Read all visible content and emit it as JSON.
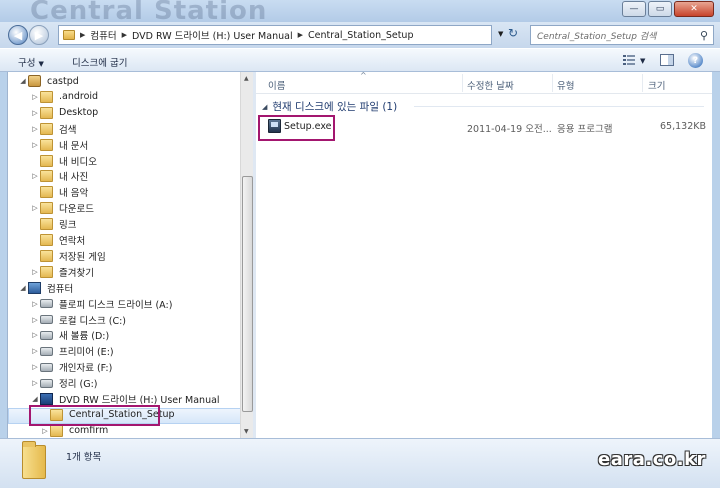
{
  "window": {
    "background_title": "Central Station",
    "minimize_glyph": "—",
    "maximize_glyph": "▭",
    "close_glyph": "✕"
  },
  "address": {
    "crumbs": [
      "컴퓨터",
      "DVD RW 드라이브 (H:) User Manual",
      "Central_Station_Setup"
    ],
    "search_placeholder": "Central_Station_Setup 검색"
  },
  "toolbar": {
    "organize_label": "구성",
    "burn_label": "디스크에 굽기",
    "help_glyph": "?"
  },
  "nav_tree": [
    {
      "label": "castpd",
      "icon": "user-folder-icon",
      "expander": "◢",
      "level": 0
    },
    {
      "label": ".android",
      "icon": "folder-icon",
      "expander": "▷",
      "level": 1
    },
    {
      "label": "Desktop",
      "icon": "folder-icon",
      "expander": "▷",
      "level": 1
    },
    {
      "label": "검색",
      "icon": "search-folder-icon",
      "expander": "▷",
      "level": 1
    },
    {
      "label": "내 문서",
      "icon": "documents-icon",
      "expander": "▷",
      "level": 1
    },
    {
      "label": "내 비디오",
      "icon": "videos-icon",
      "expander": "",
      "level": 1
    },
    {
      "label": "내 사진",
      "icon": "pictures-icon",
      "expander": "▷",
      "level": 1
    },
    {
      "label": "내 음악",
      "icon": "music-icon",
      "expander": "",
      "level": 1
    },
    {
      "label": "다운로드",
      "icon": "downloads-icon",
      "expander": "▷",
      "level": 1
    },
    {
      "label": "링크",
      "icon": "links-icon",
      "expander": "",
      "level": 1
    },
    {
      "label": "연락처",
      "icon": "contacts-icon",
      "expander": "",
      "level": 1
    },
    {
      "label": "저장된 게임",
      "icon": "saved-games-icon",
      "expander": "",
      "level": 1
    },
    {
      "label": "즐겨찾기",
      "icon": "favorites-icon",
      "expander": "▷",
      "level": 1
    },
    {
      "label": "컴퓨터",
      "icon": "computer-icon",
      "expander": "◢",
      "level": 0
    },
    {
      "label": "플로피 디스크 드라이브 (A:)",
      "icon": "floppy-drive-icon",
      "expander": "▷",
      "level": 1
    },
    {
      "label": "로컬 디스크 (C:)",
      "icon": "local-disk-icon",
      "expander": "▷",
      "level": 1
    },
    {
      "label": "새 볼륨 (D:)",
      "icon": "drive-icon",
      "expander": "▷",
      "level": 1
    },
    {
      "label": "프리미어 (E:)",
      "icon": "drive-icon",
      "expander": "▷",
      "level": 1
    },
    {
      "label": "개인자료 (F:)",
      "icon": "drive-icon",
      "expander": "▷",
      "level": 1
    },
    {
      "label": "정리 (G:)",
      "icon": "drive-icon",
      "expander": "▷",
      "level": 1
    },
    {
      "label": "DVD RW 드라이브 (H:) User Manual",
      "icon": "dvd-drive-icon",
      "expander": "◢",
      "level": 1
    },
    {
      "label": "Central_Station_Setup",
      "icon": "folder-icon",
      "expander": "",
      "level": 2,
      "selected": true
    },
    {
      "label": "comfirm",
      "icon": "folder-icon",
      "expander": "▷",
      "level": 2
    }
  ],
  "columns": {
    "name": "이름",
    "date": "수정한 날짜",
    "type": "유형",
    "size": "크기"
  },
  "group_label": "현재 디스크에 있는 파일 (1)",
  "files": [
    {
      "name": "Setup.exe",
      "date": "2011-04-19 오전...",
      "type": "응용 프로그램",
      "size": "65,132KB"
    }
  ],
  "status": {
    "item_count": "1개 항목"
  },
  "watermark": "eara.co.kr",
  "colors": {
    "highlight_box": "#a3166f",
    "selection": "#d6e7f9",
    "frame": "#b9d1ea"
  }
}
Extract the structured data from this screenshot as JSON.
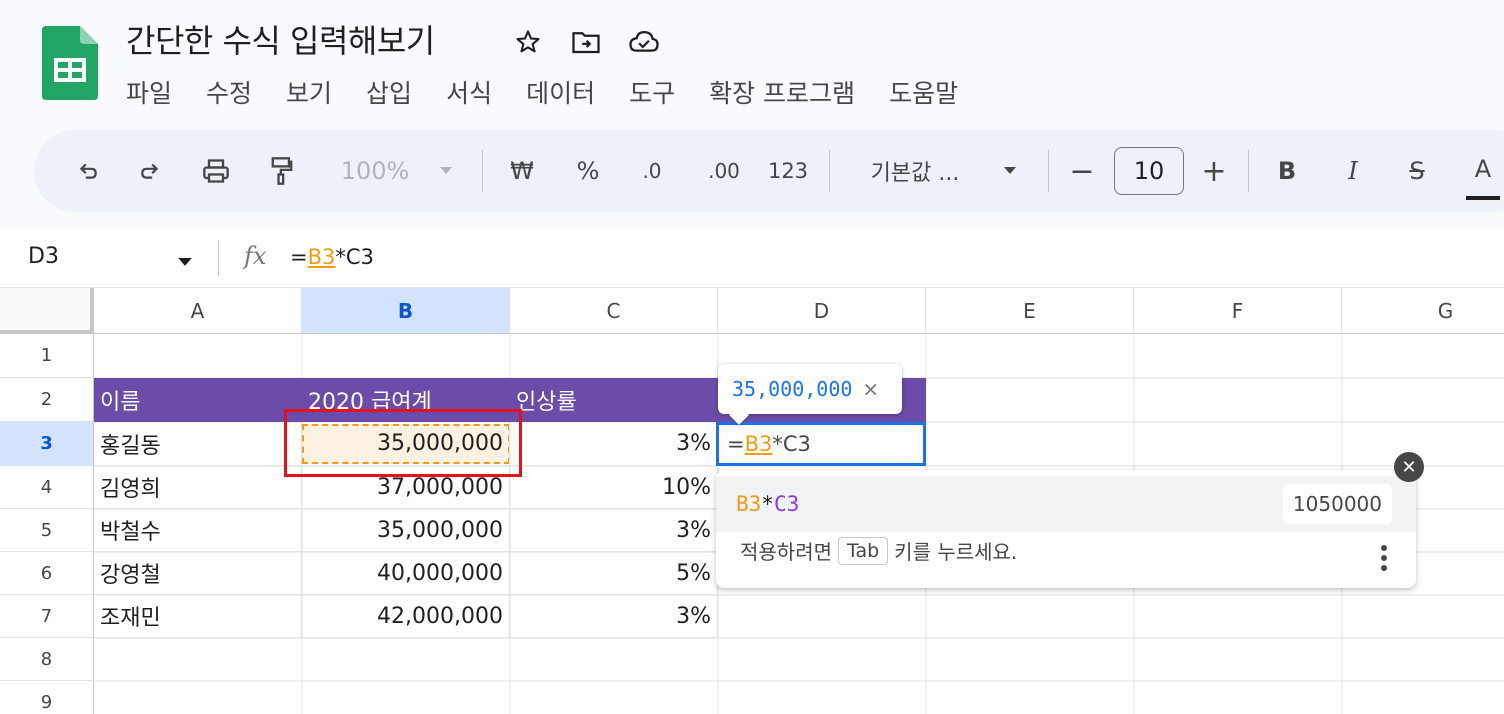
{
  "doc": {
    "title": "간단한 수식 입력해보기"
  },
  "menu": [
    "파일",
    "수정",
    "보기",
    "삽입",
    "서식",
    "데이터",
    "도구",
    "확장 프로그램",
    "도움말"
  ],
  "toolbar": {
    "zoom": "100%",
    "currency": "₩",
    "percent": "%",
    "dec_decrease": ".0",
    "dec_increase": ".00",
    "number_format": "123",
    "font": "기본값 ...",
    "font_size": "10",
    "minus": "−",
    "plus": "+",
    "bold": "B",
    "italic": "I",
    "strike": "S",
    "text_color": "A"
  },
  "formula_bar": {
    "name_box": "D3",
    "fx": "fx",
    "formula_prefix": "=",
    "formula_ref": "B3",
    "formula_rest": "*C3"
  },
  "columns": [
    "A",
    "B",
    "C",
    "D",
    "E",
    "F",
    "G"
  ],
  "rows": [
    "1",
    "2",
    "3",
    "4",
    "5",
    "6",
    "7",
    "8",
    "9"
  ],
  "table": {
    "headers": [
      "이름",
      "2020 급여계",
      "인상률"
    ],
    "data": [
      {
        "name": "홍길동",
        "salary": "35,000,000",
        "rate": "3%"
      },
      {
        "name": "김영희",
        "salary": "37,000,000",
        "rate": "10%"
      },
      {
        "name": "박철수",
        "salary": "35,000,000",
        "rate": "3%"
      },
      {
        "name": "강영철",
        "salary": "40,000,000",
        "rate": "5%"
      },
      {
        "name": "조재민",
        "salary": "42,000,000",
        "rate": "3%"
      }
    ]
  },
  "edit_cell": {
    "prefix": "=",
    "ref": "B3",
    "rest": "*C3"
  },
  "tooltip": {
    "value": "35,000,000",
    "close": "×"
  },
  "suggestion": {
    "ref1": "B3",
    "op": "*",
    "ref2": "C3",
    "result": "1050000",
    "hint_before": "적용하려면",
    "hint_key": "Tab",
    "hint_after": "키를 누르세요."
  },
  "colors": {
    "header_purple": "#6b4ca8",
    "ref_orange": "#f09a15",
    "ref_purple": "#9334e6",
    "selection_blue": "#1a73e8",
    "annotation_red": "#e0141e"
  }
}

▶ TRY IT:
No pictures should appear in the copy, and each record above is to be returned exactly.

▶ COMPLETED EXERCISE:
Read all visible content and emit it as JSON.
{
  "window": {
    "background_title": "Central Station",
    "minimize_glyph": "—",
    "maximize_glyph": "▭",
    "close_glyph": "✕"
  },
  "address": {
    "crumbs": [
      "컴퓨터",
      "DVD RW 드라이브 (H:) User Manual",
      "Central_Station_Setup"
    ],
    "search_placeholder": "Central_Station_Setup 검색"
  },
  "toolbar": {
    "organize_label": "구성",
    "burn_label": "디스크에 굽기",
    "help_glyph": "?"
  },
  "nav_tree": [
    {
      "label": "castpd",
      "icon": "user-folder-icon",
      "expander": "◢",
      "level": 0
    },
    {
      "label": ".android",
      "icon": "folder-icon",
      "expander": "▷",
      "level": 1
    },
    {
      "label": "Desktop",
      "icon": "folder-icon",
      "expander": "▷",
      "level": 1
    },
    {
      "label": "검색",
      "icon": "search-folder-icon",
      "expander": "▷",
      "level": 1
    },
    {
      "label": "내 문서",
      "icon": "documents-icon",
      "expander": "▷",
      "level": 1
    },
    {
      "label": "내 비디오",
      "icon": "videos-icon",
      "expander": "",
      "level": 1
    },
    {
      "label": "내 사진",
      "icon": "pictures-icon",
      "expander": "▷",
      "level": 1
    },
    {
      "label": "내 음악",
      "icon": "music-icon",
      "expander": "",
      "level": 1
    },
    {
      "label": "다운로드",
      "icon": "downloads-icon",
      "expander": "▷",
      "level": 1
    },
    {
      "label": "링크",
      "icon": "links-icon",
      "expander": "",
      "level": 1
    },
    {
      "label": "연락처",
      "icon": "contacts-icon",
      "expander": "",
      "level": 1
    },
    {
      "label": "저장된 게임",
      "icon": "saved-games-icon",
      "expander": "",
      "level": 1
    },
    {
      "label": "즐겨찾기",
      "icon": "favorites-icon",
      "expander": "▷",
      "level": 1
    },
    {
      "label": "컴퓨터",
      "icon": "computer-icon",
      "expander": "◢",
      "level": 0
    },
    {
      "label": "플로피 디스크 드라이브 (A:)",
      "icon": "floppy-drive-icon",
      "expander": "▷",
      "level": 1
    },
    {
      "label": "로컬 디스크 (C:)",
      "icon": "local-disk-icon",
      "expander": "▷",
      "level": 1
    },
    {
      "label": "새 볼륨 (D:)",
      "icon": "drive-icon",
      "expander": "▷",
      "level": 1
    },
    {
      "label": "프리미어 (E:)",
      "icon": "drive-icon",
      "expander": "▷",
      "level": 1
    },
    {
      "label": "개인자료 (F:)",
      "icon": "drive-icon",
      "expander": "▷",
      "level": 1
    },
    {
      "label": "정리 (G:)",
      "icon": "drive-icon",
      "expander": "▷",
      "level": 1
    },
    {
      "label": "DVD RW 드라이브 (H:) User Manual",
      "icon": "dvd-drive-icon",
      "expander": "◢",
      "level": 1
    },
    {
      "label": "Central_Station_Setup",
      "icon": "folder-icon",
      "expander": "",
      "level": 2,
      "selected": true
    },
    {
      "label": "comfirm",
      "icon": "folder-icon",
      "expander": "▷",
      "level": 2
    }
  ],
  "columns": {
    "name": "이름",
    "date": "수정한 날짜",
    "type": "유형",
    "size": "크기"
  },
  "group_label": "현재 디스크에 있는 파일 (1)",
  "files": [
    {
      "name": "Setup.exe",
      "date": "2011-04-19 오전...",
      "type": "응용 프로그램",
      "size": "65,132KB"
    }
  ],
  "status": {
    "item_count": "1개 항목"
  },
  "watermark": "eara.co.kr",
  "colors": {
    "highlight_box": "#a3166f",
    "selection": "#d6e7f9",
    "frame": "#b9d1ea"
  }
}
Extract the structured data from this screenshot as JSON.
{
  "doc": {
    "title": "간단한 수식 입력해보기"
  },
  "menu": [
    "파일",
    "수정",
    "보기",
    "삽입",
    "서식",
    "데이터",
    "도구",
    "확장 프로그램",
    "도움말"
  ],
  "toolbar": {
    "zoom": "100%",
    "currency": "₩",
    "percent": "%",
    "dec_decrease": ".0",
    "dec_increase": ".00",
    "number_format": "123",
    "font": "기본값 ...",
    "font_size": "10",
    "minus": "−",
    "plus": "+",
    "bold": "B",
    "italic": "I",
    "strike": "S",
    "text_color": "A"
  },
  "formula_bar": {
    "name_box": "D3",
    "fx": "fx",
    "formula_prefix": "=",
    "formula_ref": "B3",
    "formula_rest": "*C3"
  },
  "columns": [
    "A",
    "B",
    "C",
    "D",
    "E",
    "F",
    "G"
  ],
  "rows": [
    "1",
    "2",
    "3",
    "4",
    "5",
    "6",
    "7",
    "8",
    "9"
  ],
  "table": {
    "headers": [
      "이름",
      "2020 급여계",
      "인상률"
    ],
    "data": [
      {
        "name": "홍길동",
        "salary": "35,000,000",
        "rate": "3%"
      },
      {
        "name": "김영희",
        "salary": "37,000,000",
        "rate": "10%"
      },
      {
        "name": "박철수",
        "salary": "35,000,000",
        "rate": "3%"
      },
      {
        "name": "강영철",
        "salary": "40,000,000",
        "rate": "5%"
      },
      {
        "name": "조재민",
        "salary": "42,000,000",
        "rate": "3%"
      }
    ]
  },
  "edit_cell": {
    "prefix": "=",
    "ref": "B3",
    "rest": "*C3"
  },
  "tooltip": {
    "value": "35,000,000",
    "close": "×"
  },
  "suggestion": {
    "ref1": "B3",
    "op": "*",
    "ref2": "C3",
    "result": "1050000",
    "hint_before": "적용하려면",
    "hint_key": "Tab",
    "hint_after": "키를 누르세요."
  },
  "colors": {
    "header_purple": "#6b4ca8",
    "ref_orange": "#f09a15",
    "ref_purple": "#9334e6",
    "selection_blue": "#1a73e8",
    "annotation_red": "#e0141e"
  }
}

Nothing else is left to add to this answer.